• HOW TO COMPLETE THIS TASK: Repeat the records below exactly, line for line.

(RECORDS FOR THIS TASK)

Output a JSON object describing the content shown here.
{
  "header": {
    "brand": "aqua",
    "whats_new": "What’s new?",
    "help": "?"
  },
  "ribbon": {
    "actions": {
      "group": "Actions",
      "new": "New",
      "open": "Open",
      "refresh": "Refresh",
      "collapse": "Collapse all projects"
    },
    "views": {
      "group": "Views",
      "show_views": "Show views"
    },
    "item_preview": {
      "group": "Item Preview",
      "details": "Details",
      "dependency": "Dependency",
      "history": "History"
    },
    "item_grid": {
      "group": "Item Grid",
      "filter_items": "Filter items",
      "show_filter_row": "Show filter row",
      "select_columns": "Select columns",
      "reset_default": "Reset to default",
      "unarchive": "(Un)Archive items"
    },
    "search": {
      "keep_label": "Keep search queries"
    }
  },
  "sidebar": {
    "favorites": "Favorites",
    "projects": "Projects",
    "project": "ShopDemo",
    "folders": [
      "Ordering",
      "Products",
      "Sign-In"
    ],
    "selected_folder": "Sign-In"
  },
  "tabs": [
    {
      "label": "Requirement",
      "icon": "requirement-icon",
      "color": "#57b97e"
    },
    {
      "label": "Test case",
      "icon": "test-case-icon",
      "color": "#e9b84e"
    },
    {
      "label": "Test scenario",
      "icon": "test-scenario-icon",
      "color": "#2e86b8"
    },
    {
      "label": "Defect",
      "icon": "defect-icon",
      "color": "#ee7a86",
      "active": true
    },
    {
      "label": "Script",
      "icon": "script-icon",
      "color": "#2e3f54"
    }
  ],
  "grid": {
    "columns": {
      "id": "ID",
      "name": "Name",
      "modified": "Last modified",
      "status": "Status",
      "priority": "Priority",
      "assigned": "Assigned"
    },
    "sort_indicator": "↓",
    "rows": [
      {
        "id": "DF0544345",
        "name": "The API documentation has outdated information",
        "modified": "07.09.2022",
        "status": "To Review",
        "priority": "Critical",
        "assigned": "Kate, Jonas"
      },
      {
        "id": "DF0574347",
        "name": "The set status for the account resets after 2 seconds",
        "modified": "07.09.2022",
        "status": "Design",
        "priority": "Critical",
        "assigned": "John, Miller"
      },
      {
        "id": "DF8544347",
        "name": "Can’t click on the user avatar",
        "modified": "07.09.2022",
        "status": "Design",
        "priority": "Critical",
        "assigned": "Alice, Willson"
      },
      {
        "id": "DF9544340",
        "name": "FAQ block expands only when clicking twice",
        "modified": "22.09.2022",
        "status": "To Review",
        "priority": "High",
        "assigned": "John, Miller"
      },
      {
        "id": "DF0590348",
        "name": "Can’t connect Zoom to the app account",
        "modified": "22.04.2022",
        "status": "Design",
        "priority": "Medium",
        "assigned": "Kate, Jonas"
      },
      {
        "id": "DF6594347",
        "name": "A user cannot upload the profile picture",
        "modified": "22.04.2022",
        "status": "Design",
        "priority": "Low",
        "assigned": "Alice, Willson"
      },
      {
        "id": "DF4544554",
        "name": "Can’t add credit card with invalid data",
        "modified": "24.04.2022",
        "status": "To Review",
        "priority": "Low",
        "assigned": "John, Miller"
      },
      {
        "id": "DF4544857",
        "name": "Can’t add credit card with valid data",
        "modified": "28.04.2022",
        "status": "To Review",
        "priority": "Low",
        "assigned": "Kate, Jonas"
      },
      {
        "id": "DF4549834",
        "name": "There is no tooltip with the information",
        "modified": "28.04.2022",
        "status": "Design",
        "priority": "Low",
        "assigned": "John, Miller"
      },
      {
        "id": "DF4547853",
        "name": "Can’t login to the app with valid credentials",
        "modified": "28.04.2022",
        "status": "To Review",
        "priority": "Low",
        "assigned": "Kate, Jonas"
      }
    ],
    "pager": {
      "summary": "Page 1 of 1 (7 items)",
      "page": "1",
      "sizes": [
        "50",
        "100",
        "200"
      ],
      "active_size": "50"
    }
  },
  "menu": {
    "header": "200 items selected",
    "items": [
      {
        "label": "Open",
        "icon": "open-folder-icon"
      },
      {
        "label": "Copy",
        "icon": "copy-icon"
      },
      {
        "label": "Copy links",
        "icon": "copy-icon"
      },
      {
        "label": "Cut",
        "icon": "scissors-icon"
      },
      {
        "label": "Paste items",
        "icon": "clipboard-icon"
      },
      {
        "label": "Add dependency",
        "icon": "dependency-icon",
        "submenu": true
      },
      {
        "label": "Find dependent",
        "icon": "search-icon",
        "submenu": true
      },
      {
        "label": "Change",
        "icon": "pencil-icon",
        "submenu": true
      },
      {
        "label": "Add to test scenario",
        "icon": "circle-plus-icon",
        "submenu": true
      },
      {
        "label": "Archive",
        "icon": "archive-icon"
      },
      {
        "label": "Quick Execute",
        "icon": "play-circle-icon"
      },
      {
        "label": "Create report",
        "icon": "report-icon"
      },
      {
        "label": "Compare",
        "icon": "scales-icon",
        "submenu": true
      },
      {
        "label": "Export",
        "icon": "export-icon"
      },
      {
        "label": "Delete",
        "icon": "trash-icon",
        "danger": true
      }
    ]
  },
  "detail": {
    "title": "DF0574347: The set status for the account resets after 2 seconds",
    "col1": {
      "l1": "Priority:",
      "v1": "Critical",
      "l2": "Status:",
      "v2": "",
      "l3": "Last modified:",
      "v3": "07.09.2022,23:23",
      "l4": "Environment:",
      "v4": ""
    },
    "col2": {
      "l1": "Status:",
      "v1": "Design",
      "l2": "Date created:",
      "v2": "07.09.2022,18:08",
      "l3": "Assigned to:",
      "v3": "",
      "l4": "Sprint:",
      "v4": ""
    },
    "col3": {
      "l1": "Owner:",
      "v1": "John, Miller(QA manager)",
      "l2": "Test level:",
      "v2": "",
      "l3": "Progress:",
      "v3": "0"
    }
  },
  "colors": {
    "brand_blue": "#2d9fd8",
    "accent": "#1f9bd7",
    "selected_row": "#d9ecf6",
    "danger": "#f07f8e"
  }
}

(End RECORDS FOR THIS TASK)

• OUTPUT BELOW:
Output a JSON object describing the content shown here.
{
  "header": {
    "brand": "aqua",
    "whats_new": "What’s new?",
    "help": "?"
  },
  "ribbon": {
    "actions": {
      "group": "Actions",
      "new": "New",
      "open": "Open",
      "refresh": "Refresh",
      "collapse": "Collapse all projects"
    },
    "views": {
      "group": "Views",
      "show_views": "Show views"
    },
    "item_preview": {
      "group": "Item Preview",
      "details": "Details",
      "dependency": "Dependency",
      "history": "History"
    },
    "item_grid": {
      "group": "Item Grid",
      "filter_items": "Filter items",
      "show_filter_row": "Show filter row",
      "select_columns": "Select columns",
      "reset_default": "Reset to default",
      "unarchive": "(Un)Archive items"
    },
    "search": {
      "keep_label": "Keep search queries"
    }
  },
  "sidebar": {
    "favorites": "Favorites",
    "projects": "Projects",
    "project": "ShopDemo",
    "folders": [
      "Ordering",
      "Products",
      "Sign-In"
    ],
    "selected_folder": "Sign-In"
  },
  "tabs": [
    {
      "label": "Requirement",
      "icon": "requirement-icon",
      "color": "#57b97e"
    },
    {
      "label": "Test case",
      "icon": "test-case-icon",
      "color": "#e9b84e"
    },
    {
      "label": "Test scenario",
      "icon": "test-scenario-icon",
      "color": "#2e86b8"
    },
    {
      "label": "Defect",
      "icon": "defect-icon",
      "color": "#ee7a86",
      "active": true
    },
    {
      "label": "Script",
      "icon": "script-icon",
      "color": "#2e3f54"
    }
  ],
  "grid": {
    "columns": {
      "id": "ID",
      "name": "Name",
      "modified": "Last modified",
      "status": "Status",
      "priority": "Priority",
      "assigned": "Assigned"
    },
    "sort_indicator": "↓",
    "rows": [
      {
        "id": "DF0544345",
        "name": "The API documentation has outdated information",
        "modified": "07.09.2022",
        "status": "To Review",
        "priority": "Critical",
        "assigned": "Kate, Jonas"
      },
      {
        "id": "DF0574347",
        "name": "The set status for the account resets after 2 seconds",
        "modified": "07.09.2022",
        "status": "Design",
        "priority": "Critical",
        "assigned": "John, Miller"
      },
      {
        "id": "DF8544347",
        "name": "Can’t click on the user avatar",
        "modified": "07.09.2022",
        "status": "Design",
        "priority": "Critical",
        "assigned": "Alice, Willson"
      },
      {
        "id": "DF9544340",
        "name": "FAQ block expands only when clicking twice",
        "modified": "22.09.2022",
        "status": "To Review",
        "priority": "High",
        "assigned": "John, Miller"
      },
      {
        "id": "DF0590348",
        "name": "Can’t connect Zoom to the app account",
        "modified": "22.04.2022",
        "status": "Design",
        "priority": "Medium",
        "assigned": "Kate, Jonas"
      },
      {
        "id": "DF6594347",
        "name": "A user cannot upload the profile picture",
        "modified": "22.04.2022",
        "status": "Design",
        "priority": "Low",
        "assigned": "Alice, Willson"
      },
      {
        "id": "DF4544554",
        "name": "Can’t add credit card with invalid data",
        "modified": "24.04.2022",
        "status": "To Review",
        "priority": "Low",
        "assigned": "John, Miller"
      },
      {
        "id": "DF4544857",
        "name": "Can’t add credit card with valid data",
        "modified": "28.04.2022",
        "status": "To Review",
        "priority": "Low",
        "assigned": "Kate, Jonas"
      },
      {
        "id": "DF4549834",
        "name": "There is no tooltip with the information",
        "modified": "28.04.2022",
        "status": "Design",
        "priority": "Low",
        "assigned": "John, Miller"
      },
      {
        "id": "DF4547853",
        "name": "Can’t login to the app with valid credentials",
        "modified": "28.04.2022",
        "status": "To Review",
        "priority": "Low",
        "assigned": "Kate, Jonas"
      }
    ],
    "pager": {
      "summary": "Page 1 of 1 (7 items)",
      "page": "1",
      "sizes": [
        "50",
        "100",
        "200"
      ],
      "active_size": "50"
    }
  },
  "menu": {
    "header": "200 items selected",
    "items": [
      {
        "label": "Open",
        "icon": "open-folder-icon"
      },
      {
        "label": "Copy",
        "icon": "copy-icon"
      },
      {
        "label": "Copy links",
        "icon": "copy-icon"
      },
      {
        "label": "Cut",
        "icon": "scissors-icon"
      },
      {
        "label": "Paste items",
        "icon": "clipboard-icon"
      },
      {
        "label": "Add dependency",
        "icon": "dependency-icon",
        "submenu": true
      },
      {
        "label": "Find dependent",
        "icon": "search-icon",
        "submenu": true
      },
      {
        "label": "Change",
        "icon": "pencil-icon",
        "submenu": true
      },
      {
        "label": "Add to test scenario",
        "icon": "circle-plus-icon",
        "submenu": true
      },
      {
        "label": "Archive",
        "icon": "archive-icon"
      },
      {
        "label": "Quick Execute",
        "icon": "play-circle-icon"
      },
      {
        "label": "Create report",
        "icon": "report-icon"
      },
      {
        "label": "Compare",
        "icon": "scales-icon",
        "submenu": true
      },
      {
        "label": "Export",
        "icon": "export-icon"
      },
      {
        "label": "Delete",
        "icon": "trash-icon",
        "danger": true
      }
    ]
  },
  "detail": {
    "title": "DF0574347: The set status for the account resets after 2 seconds",
    "col1": {
      "l1": "Priority:",
      "v1": "Critical",
      "l2": "Status:",
      "v2": "",
      "l3": "Last modified:",
      "v3": "07.09.2022,23:23",
      "l4": "Environment:",
      "v4": ""
    },
    "col2": {
      "l1": "Status:",
      "v1": "Design",
      "l2": "Date created:",
      "v2": "07.09.2022,18:08",
      "l3": "Assigned to:",
      "v3": "",
      "l4": "Sprint:",
      "v4": ""
    },
    "col3": {
      "l1": "Owner:",
      "v1": "John, Miller(QA manager)",
      "l2": "Test level:",
      "v2": "",
      "l3": "Progress:",
      "v3": "0"
    }
  },
  "colors": {
    "brand_blue": "#2d9fd8",
    "accent": "#1f9bd7",
    "selected_row": "#d9ecf6",
    "danger": "#f07f8e"
  }
}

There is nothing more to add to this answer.